Perhaps a more accurate name for the game is “Revenge!”
When we were too old to dress up as army men and re-fight WWII in the back yard, we found strategic board games where we could use our minds AND still kill each other, figuratively. The battlefield we returned to repeatedly was Risk!
The blue map, the wooden blocks, and the pastel country card sets with their silhouettes of Napoleonic artillery, cavalry and soldiery still sit in a box in my garage. I think I had never heard of Asian provinces like Irkutsk and Yakutsk until I played this game, nor did I get as angry as I did when I inevitably got ganged-up on during a marathon match.
Sometimes we would carefully set the board with its hundreds of pieces under the bed to continue the next day. We quickly learned it was better to create a small paper map and just write army locations on it. The games went on and on invariably because someone showed mercy before eliminating an opponent’s last armies. Then there were the conspiracies and back room deals to share conquest of a particular continent. And the retaliations that came with a particularly dastardly move. Perhaps a more accurate name for the game is “Revenge!”
Once you learned the winning strategies of where to attack, when to stop, and the key timing needed to win a card set to get bonus armies, you could predict the ebb and flow based on the behavior and mood of the players. Mockery, blatant aggression, and pacifism, conniving, destruction, shouting and laughing – all were ingredients of this action-packed contest based on the dice roll of war for the dining room table.
I never played Risk (or Battleship, or any war games), and can’t ever remember wanting to. I’ll bet, at least when we were kids, there was a real gender difference in this preference. I wonder if that’s changed, since it sounds like there is much more strategy to these games than just “global dominance!”
Shouldn’t learning the strategy and nuance of this game be a requirement for holding public office in the modern world?? I love these games that could go on for days, and I like you describing the “ebb and flow” and learning to read the other players.
I used to play marathon games of Monopoly in much the same way you’ve described, but you sound like you had SO much fun. The only problem with board games is that you always needed someone else to play them with (or against?). But I love the way you’ve described the moves and strategy. You’ve captured your spirit of fun and adventure admirably.
I remember playing a board game called Diplomacy in the ’70s, which was similar to Risk but (at least we thought at the time) more sophisticated. It also involved a board with a map of the world divided up into regions, and making and breaking alliances with each other in order to win. Beyond that, I don’t really remember much about it. Did you ever play that one?

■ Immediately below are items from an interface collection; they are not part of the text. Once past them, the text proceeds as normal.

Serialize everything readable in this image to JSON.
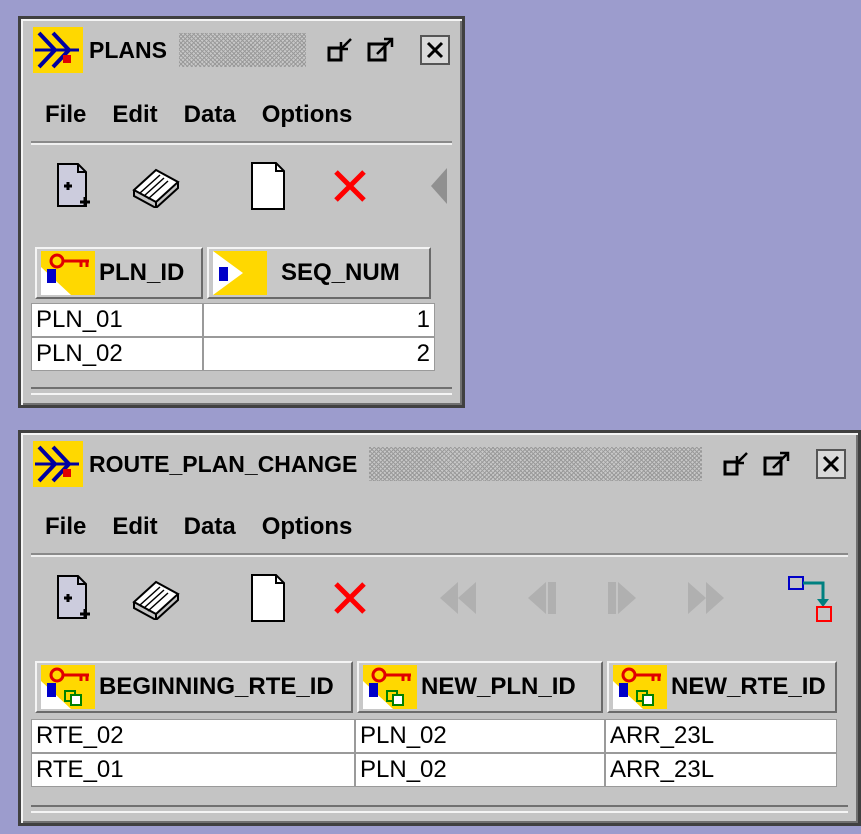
{
  "plans": {
    "title": "PLANS",
    "menu": [
      "File",
      "Edit",
      "Data",
      "Options"
    ],
    "toolbar": {
      "new_record": "new-record-icon",
      "save": "save-eraser-icon",
      "blank": "blank-page-icon",
      "delete": "delete-x-icon",
      "scroll": "scroll-left-arrow-icon"
    },
    "columns": [
      {
        "label": "PLN_ID",
        "icon": "primary-key-icon"
      },
      {
        "label": "SEQ_NUM",
        "icon": "column-icon"
      }
    ],
    "rows": [
      [
        "PLN_01",
        "1"
      ],
      [
        "PLN_02",
        "2"
      ]
    ]
  },
  "route_plan_change": {
    "title": "ROUTE_PLAN_CHANGE",
    "menu": [
      "File",
      "Edit",
      "Data",
      "Options"
    ],
    "toolbar": {
      "new_record": "new-record-icon",
      "save": "save-eraser-icon",
      "blank": "blank-page-icon",
      "delete": "delete-x-icon",
      "first": "first-record-icon",
      "prev": "previous-record-icon",
      "next": "next-record-icon",
      "last": "last-record-icon",
      "relate": "relationship-icon"
    },
    "columns": [
      {
        "label": "BEGINNING_RTE_ID",
        "icon": "foreign-key-icon"
      },
      {
        "label": "NEW_PLN_ID",
        "icon": "foreign-key-icon"
      },
      {
        "label": "NEW_RTE_ID",
        "icon": "foreign-key-icon"
      }
    ],
    "rows": [
      [
        "RTE_02",
        "PLN_02",
        "ARR_23L"
      ],
      [
        "RTE_01",
        "PLN_02",
        "ARR_23L"
      ]
    ]
  },
  "colors": {
    "desktop": "#9c9ccd",
    "window": "#c4c4c4",
    "delete_red": "#ff0000",
    "nav_disabled": "#b0b0b0",
    "icon_yellow": "#ffd800",
    "icon_blue": "#0000c8"
  }
}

Hi Suzy – yes, Diplomacy was ALL negotiations and no dice rolling I think. Harder than Risk. —Mike
I’m impressed that the game is still so vivid in your memory. I never played Risk myself, although I had friends who swore by it. But I remember when my best friend and I “graduated” from simple board games to Avalon Hill games that took days to play. I particularly remember Air Empire (each player owned an airline and bid competitively for profitable routes) and Dispatcher (each player owned a railroad and had to get trains to their destinations on time). AH also made Diplomacy, I think. Wouldn’t it be a gift to have the time and bandwidth to play those games today? Thanks for the great memory.
Thanks John – yes, I am grateful to AH for many happy, thoughtful hours – and maybe even my appreciation of history and learning strategic thinking. —Mike